He also said that experts working on the updated publication sought to pay more attention to early signs of the country’s most serious public health problems, such as Alzheimer’s disease, the fifth-leading cause of death among people 65 and older.
One of the new disorders included in the manual is mild neurocognitive disorder, which could be an early sign of Alzheimer’s, Kupfer said.

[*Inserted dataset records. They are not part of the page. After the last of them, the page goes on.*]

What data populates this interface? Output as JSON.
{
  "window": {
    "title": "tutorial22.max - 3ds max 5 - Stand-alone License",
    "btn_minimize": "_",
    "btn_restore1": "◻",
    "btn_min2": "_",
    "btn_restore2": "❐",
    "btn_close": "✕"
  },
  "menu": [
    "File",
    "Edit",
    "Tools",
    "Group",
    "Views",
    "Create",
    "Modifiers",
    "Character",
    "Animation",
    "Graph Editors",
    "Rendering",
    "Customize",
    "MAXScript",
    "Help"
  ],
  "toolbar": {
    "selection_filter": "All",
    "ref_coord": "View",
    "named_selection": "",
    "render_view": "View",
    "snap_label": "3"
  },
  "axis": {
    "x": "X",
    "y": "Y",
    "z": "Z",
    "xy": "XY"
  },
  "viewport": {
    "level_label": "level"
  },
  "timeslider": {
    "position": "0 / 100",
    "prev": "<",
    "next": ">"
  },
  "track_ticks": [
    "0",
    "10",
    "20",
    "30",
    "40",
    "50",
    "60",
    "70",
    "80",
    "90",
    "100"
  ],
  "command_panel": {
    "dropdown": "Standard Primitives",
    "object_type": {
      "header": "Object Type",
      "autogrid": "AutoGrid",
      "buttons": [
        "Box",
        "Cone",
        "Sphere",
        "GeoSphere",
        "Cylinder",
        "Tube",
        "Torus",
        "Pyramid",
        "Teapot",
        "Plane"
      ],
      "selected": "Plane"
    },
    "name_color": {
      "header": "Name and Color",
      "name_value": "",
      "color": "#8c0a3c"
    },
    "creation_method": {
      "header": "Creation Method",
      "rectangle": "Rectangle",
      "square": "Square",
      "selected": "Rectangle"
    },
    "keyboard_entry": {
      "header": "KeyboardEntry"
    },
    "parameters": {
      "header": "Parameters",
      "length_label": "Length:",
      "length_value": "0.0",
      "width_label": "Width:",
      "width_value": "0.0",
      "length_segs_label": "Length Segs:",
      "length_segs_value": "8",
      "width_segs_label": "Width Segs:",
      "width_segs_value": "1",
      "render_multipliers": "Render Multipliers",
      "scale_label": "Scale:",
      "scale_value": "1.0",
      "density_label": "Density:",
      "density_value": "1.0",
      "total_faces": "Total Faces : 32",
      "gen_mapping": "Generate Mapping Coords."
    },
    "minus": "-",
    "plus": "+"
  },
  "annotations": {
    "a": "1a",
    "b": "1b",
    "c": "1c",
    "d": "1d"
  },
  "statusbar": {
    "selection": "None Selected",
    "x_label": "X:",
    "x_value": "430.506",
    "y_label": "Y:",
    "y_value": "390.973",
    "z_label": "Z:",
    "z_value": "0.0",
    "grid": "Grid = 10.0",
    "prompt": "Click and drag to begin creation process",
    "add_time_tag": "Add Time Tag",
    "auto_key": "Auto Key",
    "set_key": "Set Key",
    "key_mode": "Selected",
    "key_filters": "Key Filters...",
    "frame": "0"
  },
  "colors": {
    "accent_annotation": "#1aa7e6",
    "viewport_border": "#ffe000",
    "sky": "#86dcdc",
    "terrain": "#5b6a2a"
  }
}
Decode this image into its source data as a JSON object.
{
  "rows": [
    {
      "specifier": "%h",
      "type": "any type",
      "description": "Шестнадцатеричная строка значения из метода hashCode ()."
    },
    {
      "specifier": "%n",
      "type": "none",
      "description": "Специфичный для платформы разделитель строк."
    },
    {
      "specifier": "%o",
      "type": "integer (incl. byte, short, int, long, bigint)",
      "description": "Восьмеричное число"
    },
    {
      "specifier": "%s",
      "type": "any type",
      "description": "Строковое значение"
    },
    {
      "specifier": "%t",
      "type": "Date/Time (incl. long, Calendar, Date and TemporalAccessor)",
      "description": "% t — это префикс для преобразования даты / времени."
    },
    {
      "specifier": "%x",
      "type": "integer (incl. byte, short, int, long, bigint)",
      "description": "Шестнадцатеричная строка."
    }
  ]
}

The diagnosis might be applied to someone with increased forgetfulness and difficulty with day-to-day activities, such as paying bills and managing medications.
“I don’t think we are talking about people who are not finding their keys,” Kupfer said. “You would be talking about memory changes that could be quite significant.”
That doesn’t mollify critics such as Allen Frances, who chaired the task force that produced the DSM-4 and wrote a book assailing the DSM-5 as opening the door to designating normal behavior as a disorder.
“Old folks like me who are forgetful could be classified as having mild neurocognitive disorder,” he said.
In the case of ADHD, or attention deficit hyperactivity disorder, the new criteria allow children to receive the diagnosis if they show signs of the disorder before age 12 — instead of the previous age of 7.
“That is expanding the definition of ADHD. Now they’re saying you have many further years to demonstrate these symptoms,” said Avram H. Mack, president of the Washington Psychiatric Society and a psychiatry professor at Georgetown University’s School of Medicine who evaluates children for developmental disorders.
By contrast, several previously distinct autism-related disorders, such as Asperger’s syndrome, were consolidated into one diagnosis of autism spectrum disorder.
But what is unknown is at what point on that continuum the payor or school system will recognize it as a clinically significant condition,” Mack said. “We don’t know how schools will react to that.”
In addition, the changes in the criteria also mean that many children whose “autistic-ness” included mostly problems with communication without the presence of repetitive behaviors may be reevaluated and perhaps receive a diagnosis of a communication disorder instead of an autism spectrum disorder, he said.
Some of those children probably would benefit from early intensive behavioral intervention, but it’s unclear whether clinicians will make that recommendation, said Geraldine Dawson, chief science officer of Autism Speaks, an advocacy group.
Sandhya Somashekhar and Alice Crites contributed to this report.